Mucociliary clearance (MCC), mucociliary transport, or the mucociliary escalator, describes the self-clearing mechanism of the airways
in the respiratory system
. It is one of the two protective processes for the lung
s in removing inhaled particles
s before they can reach the delicate tissue
of the lungs. The other clearance mechanism is provided by the cough reflex
Mucociliary clearance has a major role in pulmonary hygiene
MCC effectiveness relies on the correct properties of the airway surface liquid
produced, both of the periciliary sol layer
and the overlying mucus gel layer
, and of the number and quality of the cilia
present in the lining of the airways
An important factor is the rate of mucin
secretion. The ion channel
work together to maintain the necessary hydration of the airway surface liquid.
Any disturbance in the closely regulated functioning of the cilia can cause a disease. Disturbances in the structural formation of the cilia can cause a number of ciliopathies
, notably primary ciliary dyskinesia
Cigarette smoke exposure
can cause shortening of the cilia.
In the upper part of the respiratory tract the nasal hair
in the nostril
s traps large particles, and the sneeze reflex
may also be triggered to expel them. The nasal mucosa
also traps particles preventing their entry further into the tract. In the rest of the respiratory tract, particles of different sizes become deposited along different parts of the airways. Larger particles are trapped higher up in the larger bronchi
. As the airways become narrower only smaller particles can pass. The branchings of the airways cause turbulence in the airflow at all of their junctions where particles can then be deposited and they never reach the alveoli
. Only very small pathogens are able to gain entry to the alveoli. Mucociliary clearance functions to remove these particulates and also to trap and remove pathogens from the airways, in order to protect the delicate lung parenchyma, and also to provide protection and moisture to the airways.
Mucociliary clearance also takes part in pulmonary elimination, which with exhalation
removes substances discharged from the pulmonary capillaries
into the alveolar space.
In the respiratory tract
, from the trachea
to the terminal bronchiole
s, the lining is of respiratory epithelium
that is ciliated
are hair-like, microtubular-based
structures on the luminal
surface of the epithelium
. On each epithelial cell there are around 200 cilia that beat constantly at a rate of between 10 and 20 times per second.
are surrounded by a periciliary liquid layer
(PCL), a ''sol'' layer that is overlain with the ''gel'' layer of mucus
These two components make up the epithelial lining fluid
(ELF), also known as the airway surface liquid
(ASL), the composition of which is tightly regulated. The ion channel
, and ENaC
work together to maintain the necessary hydration of the airway surface liquid. An important factor is the rate of mucin
secretion. The mucus helps maintain epithelial moisture and traps particulate material
s moving through the airway, and its composition determines how well mucociliary clearance works.

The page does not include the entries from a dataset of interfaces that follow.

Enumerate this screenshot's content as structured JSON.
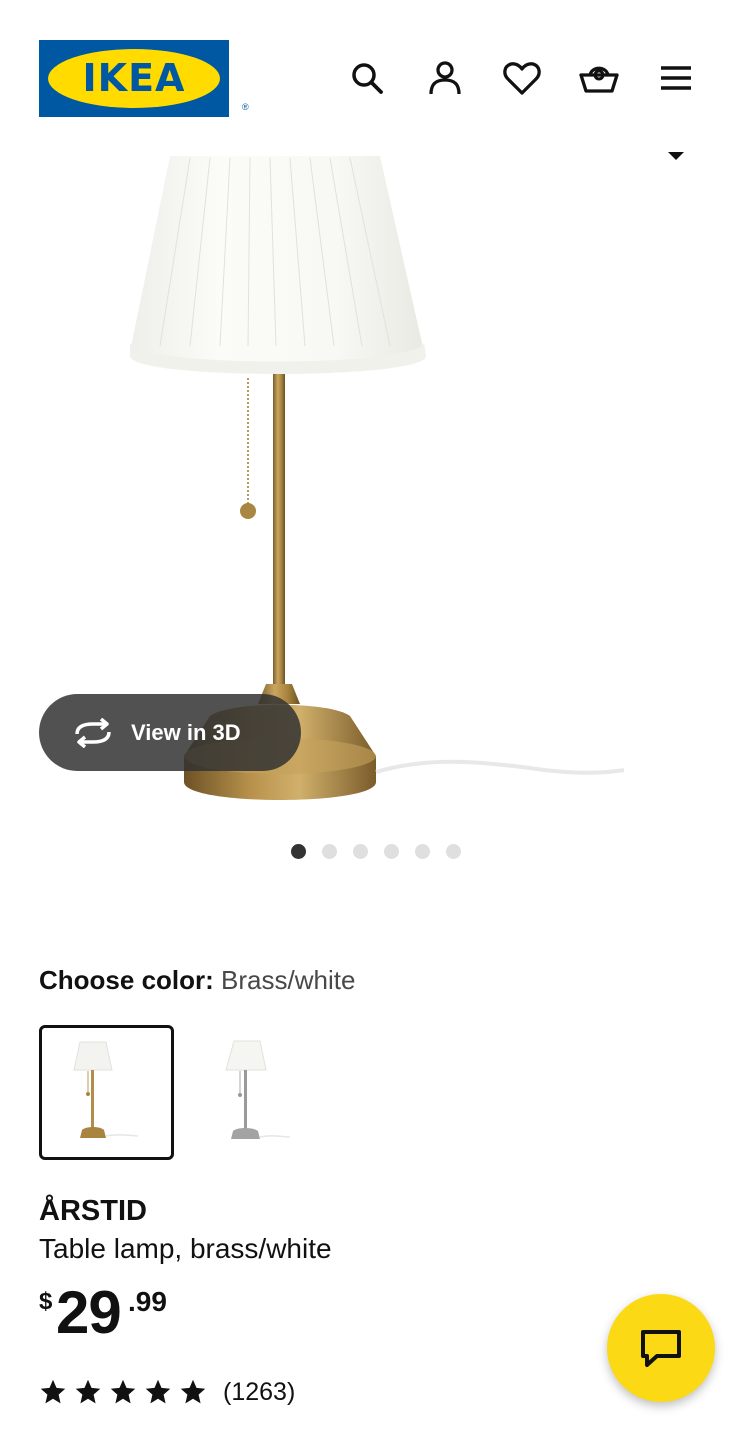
{
  "header": {
    "logo_text": "IKEA",
    "logo_registered": "®",
    "brand_colors": {
      "blue": "#0058a3",
      "yellow": "#ffdb00"
    },
    "icons": [
      "search-icon",
      "profile-icon",
      "heart-icon",
      "cart-icon",
      "menu-icon"
    ]
  },
  "gallery": {
    "view_3d_label": "View in 3D",
    "image_count": 6,
    "active_index": 0
  },
  "color_choice": {
    "label": "Choose color:",
    "selected": "Brass/white",
    "options": [
      "brass-white",
      "nickel-white"
    ]
  },
  "product": {
    "name": "ÅRSTID",
    "description": "Table lamp, brass/white",
    "price": {
      "currency": "$",
      "integer": "29",
      "decimal": ".99"
    },
    "rating": {
      "stars": 5,
      "count": "(1263)"
    }
  },
  "chat": {
    "icon": "chat-icon",
    "color": "#fbd914"
  }
}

Within the thin periciliary liquid layer the cilia beat in a coordinated fashion directed to the pharynx
where the transported mucus is either swallowed or coughed up. This movement towards the pharynx is either upward from the lower respiratory tract or downwards from the nasal structures clearing the mucus that is constantly produced.

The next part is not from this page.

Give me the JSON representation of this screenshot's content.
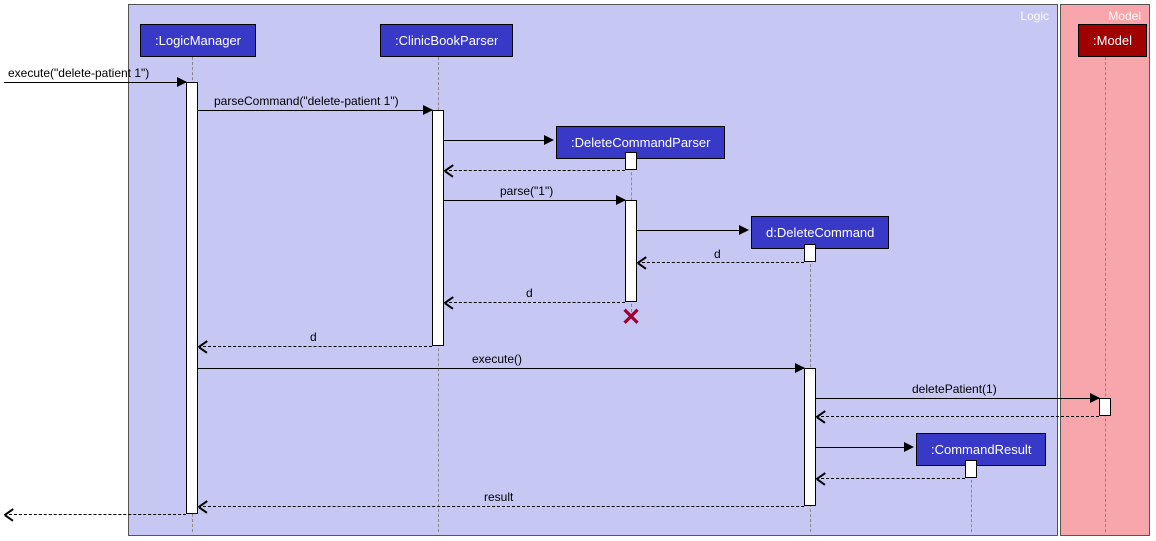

Each cilium is about 7 μm
and is fixed at its base. Its beat has two parts the power stroke, or effector stroke, and the recovery stroke.
The movement of the cilia takes place in the periciliary liquid which is a little shorter in depth than the height of an extended cilium. This allows the cilia to penetrate the mucous layer during its full extension in the effector stroke, and to propel the mucus directionally, away from the cell surface.
In the recovery stroke the cilium bends from one end to the other bringing it back to the starting point for the next power stroke.
The returning cilia bend to immerse completely in the PCL which has the effect of reducing a reverse movement of mucus.
The coordinated movement of the cilia on all the cells is carried out in a fashion that is not clear. This produces wave-like motions that in the trachea, move at a speed of between 6 and 20 mm per minute.
The wave produced is a metachronal wave
that moves the mucus.
Many mathematical model
s have been developed in order to study the mechanisms of ciliary beating. These include models to understand the generation and rhythm of the metachronal wave, and the generation of the force in the effective stroke of the cilium.
Effective mucociliary clearance depends on a number of factors including the numbers of cilia, and their structure particularly their height, and the quality of the mucus produced that needs to be maintained at a correct humidity
, temperature, and acidity
The cilia need to be able to move freely in the periciliary liquid layer and when this is impaired through damage to the cilia or by imbalances in the moisture or pH
of the PCL, the mucus is unable to be cleared properly from the airways. Cystic fibrosis
is a consequence of imbalances in the PCL.
Accumulated mucus, apart from causing varying degrees of airflow obstruction, makes a breeding ground for bacteria that cause many respiratory infections that can seriously worsen
existing lung disorders. Obstructive lung disease
s often result from impaired mucociliary clearance that can be associated with mucus hypersecretion
and these are sometimes referred to as ''mucoobstructive lung diseases''.
Studies have shown that the dehydration of airway surface liquid is enough to produce mucus obstruction even when there is no evidence of mucus hypersecretion.
enhances mucociliary clearance. One study in dogs found that mucus transport was lower at an absolute humidity of 9 g water/m3
than at 30 g water/m3
Two methods of supporting this, particularly in mechanical ventilation
are provided by active and passive respiratory gas humidifiers
*Airway clearance therapy